11. too. 8. Do not wave your silverware in the air as you talk. If the thought of eating the remaining food bothers you. 6.Do not stir drinks loudly. Leave it alone until it cools off. Don't leave your spoon in your cup as you drink. 5.3. 7. and don't talk with food in your mouth. You may rest your hands and wrists on the table. Take small bites. Do not encircle you dinner setting with your arms or "lounge" on the table. . It is not polite to do so. Manners to Avoid When Dining with Other People 1. Do not bring your mouth to your food. Toothpicks should not be used at the table. 4. Do not blow on your food or beverage in an attempt to cool it. Eat all that you take on your fork or spoon in one bite. 9. Do not take more than one bite off the same spoon or fork. 3. 7. Break off a whole piece of bread or roll into two or more small pieces. Do not speak while your mouth is full. Look neat and make cheerful conversation to make mealtimes pleasant. If you get something stuck in your teeth. 14. Use a small piece of bread as a "pusher" to help guide food onto fork. you may may put your elbows on the table. Wipe your mouth with your napkin before you take a drink or speak. If there is no food on the table. 2. making sure it will not fall off when the host/ess removes the plate. 16. turn the silverware you used upside down on the plate. 13. 10. or perform similar tasks at the table. brush hair. 12. 4. Eat quietly with your mouth closed. excuse yourself and go to the restroom. Bring your food to your mouth. rather than reaching in front of someone else or across the table.
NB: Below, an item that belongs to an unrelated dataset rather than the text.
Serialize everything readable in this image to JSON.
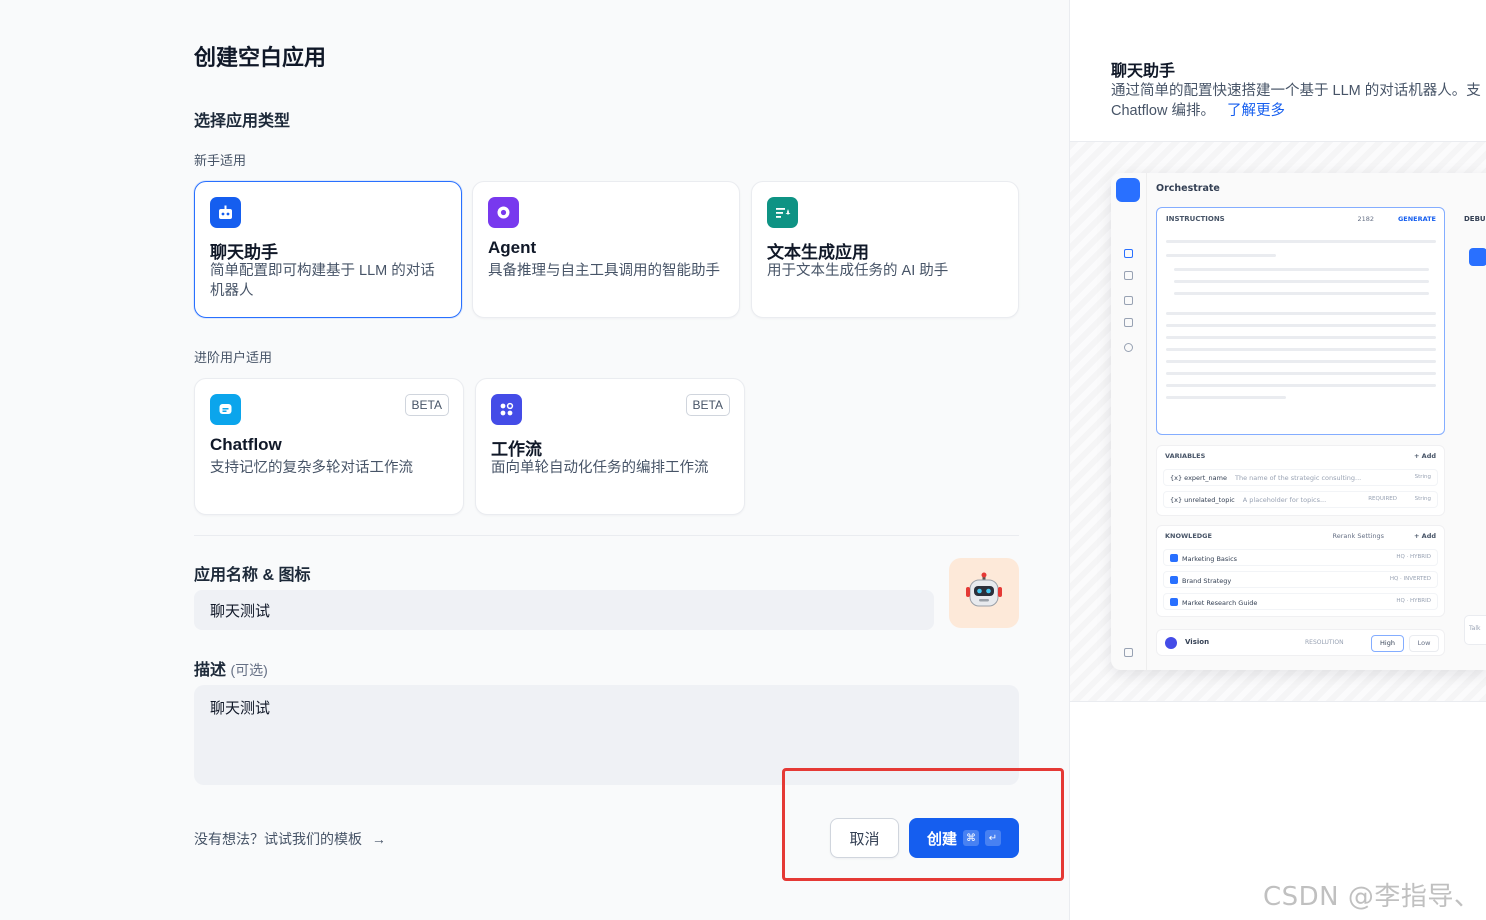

Remove any "foreign matter" in your food discreetly. 5.Try not to blow on soup to cool it. When you are done with courses other than the main course. Cut salad with knife if the pieces are too large to fit in your mouth. Pass food at the table to the right with your left hand. 6. Do not smoke. 15. Ask to have foods passed to you. apply makeup. simply do not eat it.